#### [DATA FOR THIS EXERCISE]
***

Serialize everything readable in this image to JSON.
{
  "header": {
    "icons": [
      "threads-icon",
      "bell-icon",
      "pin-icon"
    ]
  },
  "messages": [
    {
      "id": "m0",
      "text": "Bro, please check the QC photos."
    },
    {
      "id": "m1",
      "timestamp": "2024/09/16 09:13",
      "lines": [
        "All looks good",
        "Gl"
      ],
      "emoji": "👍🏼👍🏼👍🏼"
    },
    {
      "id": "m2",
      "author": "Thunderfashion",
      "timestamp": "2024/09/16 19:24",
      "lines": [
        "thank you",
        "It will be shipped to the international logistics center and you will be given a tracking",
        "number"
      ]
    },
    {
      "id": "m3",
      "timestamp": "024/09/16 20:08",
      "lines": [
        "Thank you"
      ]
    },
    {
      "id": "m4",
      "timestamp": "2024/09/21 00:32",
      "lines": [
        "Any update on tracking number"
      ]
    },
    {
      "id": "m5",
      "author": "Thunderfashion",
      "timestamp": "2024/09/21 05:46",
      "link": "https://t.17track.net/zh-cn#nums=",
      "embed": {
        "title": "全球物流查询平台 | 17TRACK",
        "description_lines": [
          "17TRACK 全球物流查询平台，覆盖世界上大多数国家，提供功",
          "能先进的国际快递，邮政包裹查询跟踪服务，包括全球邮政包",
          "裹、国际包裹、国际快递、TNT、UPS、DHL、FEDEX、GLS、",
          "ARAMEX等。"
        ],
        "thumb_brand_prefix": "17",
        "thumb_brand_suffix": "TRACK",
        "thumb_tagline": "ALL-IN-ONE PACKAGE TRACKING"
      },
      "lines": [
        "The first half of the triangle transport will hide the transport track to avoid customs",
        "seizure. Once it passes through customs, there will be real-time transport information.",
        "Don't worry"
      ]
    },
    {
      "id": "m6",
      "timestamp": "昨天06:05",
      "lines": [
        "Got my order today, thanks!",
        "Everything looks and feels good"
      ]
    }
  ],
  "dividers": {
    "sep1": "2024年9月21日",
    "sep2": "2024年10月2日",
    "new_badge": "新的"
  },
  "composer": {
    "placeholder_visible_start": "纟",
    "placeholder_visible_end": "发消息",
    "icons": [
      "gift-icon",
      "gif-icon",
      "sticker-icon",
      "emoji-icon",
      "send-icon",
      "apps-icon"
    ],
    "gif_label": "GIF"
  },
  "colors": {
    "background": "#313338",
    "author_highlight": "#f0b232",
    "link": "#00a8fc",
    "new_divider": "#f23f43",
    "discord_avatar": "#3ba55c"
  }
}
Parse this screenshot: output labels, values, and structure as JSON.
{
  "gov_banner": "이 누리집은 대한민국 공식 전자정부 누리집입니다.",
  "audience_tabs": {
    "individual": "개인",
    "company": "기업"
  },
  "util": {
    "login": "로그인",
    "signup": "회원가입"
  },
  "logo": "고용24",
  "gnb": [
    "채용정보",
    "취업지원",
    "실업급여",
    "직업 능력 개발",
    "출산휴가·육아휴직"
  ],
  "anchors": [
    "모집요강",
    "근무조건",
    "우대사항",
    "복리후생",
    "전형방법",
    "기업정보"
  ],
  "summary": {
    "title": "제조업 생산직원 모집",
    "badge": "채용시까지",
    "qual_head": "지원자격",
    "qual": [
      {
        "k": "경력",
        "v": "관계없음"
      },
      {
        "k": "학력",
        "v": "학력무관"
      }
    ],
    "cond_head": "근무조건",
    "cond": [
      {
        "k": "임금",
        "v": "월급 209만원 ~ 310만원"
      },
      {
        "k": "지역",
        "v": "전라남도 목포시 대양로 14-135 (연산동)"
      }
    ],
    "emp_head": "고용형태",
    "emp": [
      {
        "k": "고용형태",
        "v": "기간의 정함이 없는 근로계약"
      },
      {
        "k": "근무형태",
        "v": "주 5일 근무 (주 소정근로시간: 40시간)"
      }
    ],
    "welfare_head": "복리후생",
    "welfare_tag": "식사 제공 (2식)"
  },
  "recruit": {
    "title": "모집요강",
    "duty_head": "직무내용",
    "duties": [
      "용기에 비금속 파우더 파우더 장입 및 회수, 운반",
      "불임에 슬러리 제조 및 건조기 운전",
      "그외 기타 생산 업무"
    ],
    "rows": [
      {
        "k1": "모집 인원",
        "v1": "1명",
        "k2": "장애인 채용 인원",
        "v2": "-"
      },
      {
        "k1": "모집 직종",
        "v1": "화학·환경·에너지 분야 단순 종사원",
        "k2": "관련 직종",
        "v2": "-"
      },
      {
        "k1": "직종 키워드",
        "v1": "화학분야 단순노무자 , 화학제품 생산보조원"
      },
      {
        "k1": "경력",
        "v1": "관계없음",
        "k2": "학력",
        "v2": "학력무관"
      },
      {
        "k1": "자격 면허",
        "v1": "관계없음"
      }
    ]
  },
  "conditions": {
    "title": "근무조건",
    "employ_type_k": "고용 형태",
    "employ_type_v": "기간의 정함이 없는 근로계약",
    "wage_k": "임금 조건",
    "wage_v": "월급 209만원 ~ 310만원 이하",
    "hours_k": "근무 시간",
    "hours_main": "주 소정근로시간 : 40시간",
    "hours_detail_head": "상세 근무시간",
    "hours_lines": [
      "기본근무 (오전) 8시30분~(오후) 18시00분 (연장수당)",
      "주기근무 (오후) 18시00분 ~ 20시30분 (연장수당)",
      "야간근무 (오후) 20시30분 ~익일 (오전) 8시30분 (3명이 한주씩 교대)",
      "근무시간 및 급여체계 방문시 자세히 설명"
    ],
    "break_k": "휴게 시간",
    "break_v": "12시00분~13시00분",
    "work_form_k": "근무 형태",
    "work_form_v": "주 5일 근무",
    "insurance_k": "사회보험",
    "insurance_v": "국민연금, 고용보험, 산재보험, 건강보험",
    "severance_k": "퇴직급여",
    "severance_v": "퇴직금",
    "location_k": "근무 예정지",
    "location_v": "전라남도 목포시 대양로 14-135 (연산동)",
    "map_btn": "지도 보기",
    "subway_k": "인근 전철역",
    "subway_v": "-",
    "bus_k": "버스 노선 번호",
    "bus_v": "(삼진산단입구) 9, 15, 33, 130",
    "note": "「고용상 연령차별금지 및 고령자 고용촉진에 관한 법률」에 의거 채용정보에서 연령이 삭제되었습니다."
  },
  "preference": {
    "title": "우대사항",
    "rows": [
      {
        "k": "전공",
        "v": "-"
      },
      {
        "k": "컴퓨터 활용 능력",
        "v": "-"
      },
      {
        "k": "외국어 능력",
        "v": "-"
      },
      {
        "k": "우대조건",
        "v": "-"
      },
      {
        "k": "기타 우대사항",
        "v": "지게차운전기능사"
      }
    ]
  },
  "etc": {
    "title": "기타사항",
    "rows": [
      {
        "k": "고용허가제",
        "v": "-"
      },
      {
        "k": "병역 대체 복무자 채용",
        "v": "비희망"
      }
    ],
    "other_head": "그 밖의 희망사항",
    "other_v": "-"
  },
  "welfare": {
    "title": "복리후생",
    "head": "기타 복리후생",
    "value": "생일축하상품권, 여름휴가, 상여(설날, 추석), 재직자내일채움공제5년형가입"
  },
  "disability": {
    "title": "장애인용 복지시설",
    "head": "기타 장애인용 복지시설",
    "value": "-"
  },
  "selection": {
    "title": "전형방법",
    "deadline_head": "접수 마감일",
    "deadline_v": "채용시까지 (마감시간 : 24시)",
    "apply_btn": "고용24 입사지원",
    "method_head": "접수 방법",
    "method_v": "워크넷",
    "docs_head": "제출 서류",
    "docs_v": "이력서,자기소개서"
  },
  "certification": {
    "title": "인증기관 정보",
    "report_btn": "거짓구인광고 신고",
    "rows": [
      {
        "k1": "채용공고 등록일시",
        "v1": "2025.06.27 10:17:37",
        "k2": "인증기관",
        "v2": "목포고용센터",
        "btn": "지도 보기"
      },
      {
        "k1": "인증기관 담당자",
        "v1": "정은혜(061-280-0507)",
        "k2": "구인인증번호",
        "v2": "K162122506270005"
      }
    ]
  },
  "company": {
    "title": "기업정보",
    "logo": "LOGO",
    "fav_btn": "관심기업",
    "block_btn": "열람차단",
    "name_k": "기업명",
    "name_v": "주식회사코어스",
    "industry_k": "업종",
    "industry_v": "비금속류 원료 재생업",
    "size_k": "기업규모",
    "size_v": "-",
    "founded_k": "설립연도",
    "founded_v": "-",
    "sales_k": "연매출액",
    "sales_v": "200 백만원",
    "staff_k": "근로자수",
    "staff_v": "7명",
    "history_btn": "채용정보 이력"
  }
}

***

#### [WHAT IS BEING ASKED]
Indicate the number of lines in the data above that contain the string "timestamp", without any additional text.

#### [OUTPUT FOR THIS EXERCISE]
6